§ Assignment
Output exactly the lines from the one containing "Convert this screenshot" to the last line of the material, inclusive, and nothing more.

§ Source information

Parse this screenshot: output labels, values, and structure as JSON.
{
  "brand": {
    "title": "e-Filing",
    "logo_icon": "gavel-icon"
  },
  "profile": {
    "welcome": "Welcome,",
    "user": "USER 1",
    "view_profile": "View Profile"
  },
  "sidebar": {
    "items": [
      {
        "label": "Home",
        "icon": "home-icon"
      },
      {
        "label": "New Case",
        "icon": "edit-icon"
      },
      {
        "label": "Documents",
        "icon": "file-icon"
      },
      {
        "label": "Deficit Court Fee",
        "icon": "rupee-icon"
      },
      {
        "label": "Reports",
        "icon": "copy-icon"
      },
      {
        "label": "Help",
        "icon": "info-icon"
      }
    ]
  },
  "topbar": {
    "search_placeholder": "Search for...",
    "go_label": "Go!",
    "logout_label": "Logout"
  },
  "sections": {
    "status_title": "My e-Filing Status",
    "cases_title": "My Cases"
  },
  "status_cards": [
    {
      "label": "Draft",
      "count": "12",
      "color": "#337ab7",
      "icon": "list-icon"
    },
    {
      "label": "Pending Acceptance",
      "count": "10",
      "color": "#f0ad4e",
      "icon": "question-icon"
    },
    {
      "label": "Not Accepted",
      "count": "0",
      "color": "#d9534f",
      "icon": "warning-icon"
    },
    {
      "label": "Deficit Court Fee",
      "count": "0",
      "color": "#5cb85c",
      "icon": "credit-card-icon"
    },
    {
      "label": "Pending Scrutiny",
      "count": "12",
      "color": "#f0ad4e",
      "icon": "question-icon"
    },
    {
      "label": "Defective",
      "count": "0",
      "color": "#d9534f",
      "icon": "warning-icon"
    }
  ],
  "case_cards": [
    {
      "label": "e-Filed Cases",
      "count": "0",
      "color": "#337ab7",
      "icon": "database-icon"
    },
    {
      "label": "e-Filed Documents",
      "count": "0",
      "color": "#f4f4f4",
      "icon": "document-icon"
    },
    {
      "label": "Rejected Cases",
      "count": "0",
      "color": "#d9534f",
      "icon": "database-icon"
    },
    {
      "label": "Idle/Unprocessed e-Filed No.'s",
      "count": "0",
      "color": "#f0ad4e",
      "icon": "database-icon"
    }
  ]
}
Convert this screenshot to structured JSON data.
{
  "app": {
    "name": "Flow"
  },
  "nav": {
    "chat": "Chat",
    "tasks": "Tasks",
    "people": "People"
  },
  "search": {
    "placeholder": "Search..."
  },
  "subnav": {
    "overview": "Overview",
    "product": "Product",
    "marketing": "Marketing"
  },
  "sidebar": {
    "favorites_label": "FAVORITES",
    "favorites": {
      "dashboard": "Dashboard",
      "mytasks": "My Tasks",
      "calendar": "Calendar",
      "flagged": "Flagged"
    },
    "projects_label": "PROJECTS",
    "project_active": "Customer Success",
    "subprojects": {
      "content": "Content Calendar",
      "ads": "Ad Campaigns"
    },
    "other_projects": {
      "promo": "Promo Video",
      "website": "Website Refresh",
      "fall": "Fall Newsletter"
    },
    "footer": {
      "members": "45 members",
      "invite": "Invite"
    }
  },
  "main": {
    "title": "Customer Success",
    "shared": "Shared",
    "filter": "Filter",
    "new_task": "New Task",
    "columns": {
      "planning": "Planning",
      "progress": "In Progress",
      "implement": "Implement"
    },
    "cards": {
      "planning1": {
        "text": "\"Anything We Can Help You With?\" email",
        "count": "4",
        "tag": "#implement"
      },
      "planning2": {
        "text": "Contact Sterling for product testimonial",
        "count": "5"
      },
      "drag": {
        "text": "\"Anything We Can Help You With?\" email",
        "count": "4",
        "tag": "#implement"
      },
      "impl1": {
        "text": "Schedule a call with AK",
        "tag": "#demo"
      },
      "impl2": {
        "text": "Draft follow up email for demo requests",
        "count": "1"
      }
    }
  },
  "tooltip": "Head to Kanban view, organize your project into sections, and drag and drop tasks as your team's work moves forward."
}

§ Result of this exercise
Convert this screenshot to structured JSON data.
{
  "app": {
    "name": "Flow"
  },
  "nav": {
    "chat": "Chat",
    "tasks": "Tasks",
    "people": "People"
  },
  "search": {
    "placeholder": "Search..."
  },
  "subnav": {
    "overview": "Overview",
    "product": "Product",
    "marketing": "Marketing"
  },
  "sidebar": {
    "favorites_label": "FAVORITES",
    "favorites": {
      "dashboard": "Dashboard",
      "mytasks": "My Tasks",
      "calendar": "Calendar",
      "flagged": "Flagged"
    },
    "projects_label": "PROJECTS",
    "project_active": "Customer Success",
    "subprojects": {
      "content": "Content Calendar",
      "ads": "Ad Campaigns"
    },
    "other_projects": {
      "promo": "Promo Video",
      "website": "Website Refresh",
      "fall": "Fall Newsletter"
    },
    "footer": {
      "members": "45 members",
      "invite": "Invite"
    }
  },
  "main": {
    "title": "Customer Success",
    "shared": "Shared",
    "filter": "Filter",
    "new_task": "New Task",
    "columns": {
      "planning": "Planning",
      "progress": "In Progress",
      "implement": "Implement"
    },
    "cards": {
      "planning1": {
        "text": "\"Anything We Can Help You With?\" email",
        "count": "4",
        "tag": "#implement"
      },
      "planning2": {
        "text": "Contact Sterling for product testimonial",
        "count": "5"
      },
      "drag": {
        "text": "\"Anything We Can Help You With?\" email",
        "count": "4",
        "tag": "#implement"
      },
      "impl1": {
        "text": "Schedule a call with AK",
        "tag": "#demo"
      },
      "impl2": {
        "text": "Draft follow up email for demo requests",
        "count": "1"
      }
    }
  },
  "tooltip": "Head to Kanban view, organize your project into sections, and drag and drop tasks as your team's work moves forward."
}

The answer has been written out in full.